● **PROBLEM DETAILS**:
Write the entries again exactly, with no line missing.

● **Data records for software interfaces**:
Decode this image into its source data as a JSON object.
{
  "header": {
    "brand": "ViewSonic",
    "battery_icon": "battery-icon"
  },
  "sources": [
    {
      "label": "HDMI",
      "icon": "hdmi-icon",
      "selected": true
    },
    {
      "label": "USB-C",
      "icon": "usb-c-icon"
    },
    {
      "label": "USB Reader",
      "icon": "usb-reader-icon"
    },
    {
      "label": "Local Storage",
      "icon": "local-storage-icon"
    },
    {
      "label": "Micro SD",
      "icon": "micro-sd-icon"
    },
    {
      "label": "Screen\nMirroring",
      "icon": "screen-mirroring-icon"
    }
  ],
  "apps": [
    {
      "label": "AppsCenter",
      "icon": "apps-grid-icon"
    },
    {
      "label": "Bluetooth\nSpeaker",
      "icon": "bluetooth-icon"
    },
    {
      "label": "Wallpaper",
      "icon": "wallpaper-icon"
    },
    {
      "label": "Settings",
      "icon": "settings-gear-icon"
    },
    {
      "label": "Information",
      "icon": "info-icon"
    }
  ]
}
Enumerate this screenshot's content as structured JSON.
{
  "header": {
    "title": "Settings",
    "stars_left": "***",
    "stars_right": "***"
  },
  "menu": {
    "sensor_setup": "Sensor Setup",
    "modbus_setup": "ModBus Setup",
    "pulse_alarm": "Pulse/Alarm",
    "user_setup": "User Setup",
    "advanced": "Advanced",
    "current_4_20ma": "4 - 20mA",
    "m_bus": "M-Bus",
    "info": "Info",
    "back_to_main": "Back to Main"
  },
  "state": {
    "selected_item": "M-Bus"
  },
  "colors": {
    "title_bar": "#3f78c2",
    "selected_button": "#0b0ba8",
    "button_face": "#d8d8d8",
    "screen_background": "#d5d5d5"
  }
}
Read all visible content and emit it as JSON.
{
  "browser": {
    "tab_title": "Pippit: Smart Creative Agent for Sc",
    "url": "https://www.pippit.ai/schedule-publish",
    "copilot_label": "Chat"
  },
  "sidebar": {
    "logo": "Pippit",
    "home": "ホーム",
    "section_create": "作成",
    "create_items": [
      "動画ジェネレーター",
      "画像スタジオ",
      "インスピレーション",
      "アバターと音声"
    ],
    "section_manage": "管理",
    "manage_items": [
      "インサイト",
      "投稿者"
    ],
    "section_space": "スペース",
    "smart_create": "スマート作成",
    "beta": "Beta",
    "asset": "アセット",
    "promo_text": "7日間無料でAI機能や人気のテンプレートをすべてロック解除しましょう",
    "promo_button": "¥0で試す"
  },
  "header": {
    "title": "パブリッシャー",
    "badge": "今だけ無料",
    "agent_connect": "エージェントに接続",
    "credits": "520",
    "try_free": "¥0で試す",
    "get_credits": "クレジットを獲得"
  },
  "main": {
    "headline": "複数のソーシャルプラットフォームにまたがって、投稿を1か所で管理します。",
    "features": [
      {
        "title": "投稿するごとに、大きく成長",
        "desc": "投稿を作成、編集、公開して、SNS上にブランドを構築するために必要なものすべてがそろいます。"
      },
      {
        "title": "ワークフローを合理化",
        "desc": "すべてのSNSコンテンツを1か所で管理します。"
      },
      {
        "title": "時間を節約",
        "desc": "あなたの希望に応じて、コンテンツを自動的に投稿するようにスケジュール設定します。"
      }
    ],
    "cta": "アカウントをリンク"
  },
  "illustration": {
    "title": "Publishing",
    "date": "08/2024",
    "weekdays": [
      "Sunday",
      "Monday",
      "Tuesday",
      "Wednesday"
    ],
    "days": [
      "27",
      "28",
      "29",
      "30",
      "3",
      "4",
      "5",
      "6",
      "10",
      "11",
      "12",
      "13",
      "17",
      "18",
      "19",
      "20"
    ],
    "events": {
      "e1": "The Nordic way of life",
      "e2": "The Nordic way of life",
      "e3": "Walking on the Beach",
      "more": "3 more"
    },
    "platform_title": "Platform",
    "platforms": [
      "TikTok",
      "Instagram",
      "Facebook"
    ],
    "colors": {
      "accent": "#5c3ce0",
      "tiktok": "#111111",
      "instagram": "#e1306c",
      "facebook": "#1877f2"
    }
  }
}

● **TASK OUTPUT**:
Decode this image into its source data as a JSON object.
{
  "header": {
    "brand": "ViewSonic",
    "battery_icon": "battery-icon"
  },
  "sources": [
    {
      "label": "HDMI",
      "icon": "hdmi-icon",
      "selected": true
    },
    {
      "label": "USB-C",
      "icon": "usb-c-icon"
    },
    {
      "label": "USB Reader",
      "icon": "usb-reader-icon"
    },
    {
      "label": "Local Storage",
      "icon": "local-storage-icon"
    },
    {
      "label": "Micro SD",
      "icon": "micro-sd-icon"
    },
    {
      "label": "Screen\nMirroring",
      "icon": "screen-mirroring-icon"
    }
  ],
  "apps": [
    {
      "label": "AppsCenter",
      "icon": "apps-grid-icon"
    },
    {
      "label": "Bluetooth\nSpeaker",
      "icon": "bluetooth-icon"
    },
    {
      "label": "Wallpaper",
      "icon": "wallpaper-icon"
    },
    {
      "label": "Settings",
      "icon": "settings-gear-icon"
    },
    {
      "label": "Information",
      "icon": "info-icon"
    }
  ]
}
Enumerate this screenshot's content as structured JSON.
{
  "header": {
    "title": "Settings",
    "stars_left": "***",
    "stars_right": "***"
  },
  "menu": {
    "sensor_setup": "Sensor Setup",
    "modbus_setup": "ModBus Setup",
    "pulse_alarm": "Pulse/Alarm",
    "user_setup": "User Setup",
    "advanced": "Advanced",
    "current_4_20ma": "4 - 20mA",
    "m_bus": "M-Bus",
    "info": "Info",
    "back_to_main": "Back to Main"
  },
  "state": {
    "selected_item": "M-Bus"
  },
  "colors": {
    "title_bar": "#3f78c2",
    "selected_button": "#0b0ba8",
    "button_face": "#d8d8d8",
    "screen_background": "#d5d5d5"
  }
}
Read all visible content and emit it as JSON.
{
  "browser": {
    "tab_title": "Pippit: Smart Creative Agent for Sc",
    "url": "https://www.pippit.ai/schedule-publish",
    "copilot_label": "Chat"
  },
  "sidebar": {
    "logo": "Pippit",
    "home": "ホーム",
    "section_create": "作成",
    "create_items": [
      "動画ジェネレーター",
      "画像スタジオ",
      "インスピレーション",
      "アバターと音声"
    ],
    "section_manage": "管理",
    "manage_items": [
      "インサイト",
      "投稿者"
    ],
    "section_space": "スペース",
    "smart_create": "スマート作成",
    "beta": "Beta",
    "asset": "アセット",
    "promo_text": "7日間無料でAI機能や人気のテンプレートをすべてロック解除しましょう",
    "promo_button": "¥0で試す"
  },
  "header": {
    "title": "パブリッシャー",
    "badge": "今だけ無料",
    "agent_connect": "エージェントに接続",
    "credits": "520",
    "try_free": "¥0で試す",
    "get_credits": "クレジットを獲得"
  },
  "main": {
    "headline": "複数のソーシャルプラットフォームにまたがって、投稿を1か所で管理します。",
    "features": [
      {
        "title": "投稿するごとに、大きく成長",
        "desc": "投稿を作成、編集、公開して、SNS上にブランドを構築するために必要なものすべてがそろいます。"
      },
      {
        "title": "ワークフローを合理化",
        "desc": "すべてのSNSコンテンツを1か所で管理します。"
      },
      {
        "title": "時間を節約",
        "desc": "あなたの希望に応じて、コンテンツを自動的に投稿するようにスケジュール設定します。"
      }
    ],
    "cta": "アカウントをリンク"
  },
  "illustration": {
    "title": "Publishing",
    "date": "08/2024",
    "weekdays": [
      "Sunday",
      "Monday",
      "Tuesday",
      "Wednesday"
    ],
    "days": [
      "27",
      "28",
      "29",
      "30",
      "3",
      "4",
      "5",
      "6",
      "10",
      "11",
      "12",
      "13",
      "17",
      "18",
      "19",
      "20"
    ],
    "events": {
      "e1": "The Nordic way of life",
      "e2": "The Nordic way of life",
      "e3": "Walking on the Beach",
      "more": "3 more"
    },
    "platform_title": "Platform",
    "platforms": [
      "TikTok",
      "Instagram",
      "Facebook"
    ],
    "colors": {
      "accent": "#5c3ce0",
      "tiktok": "#111111",
      "instagram": "#e1306c",
      "facebook": "#1877f2"
    }
  }
}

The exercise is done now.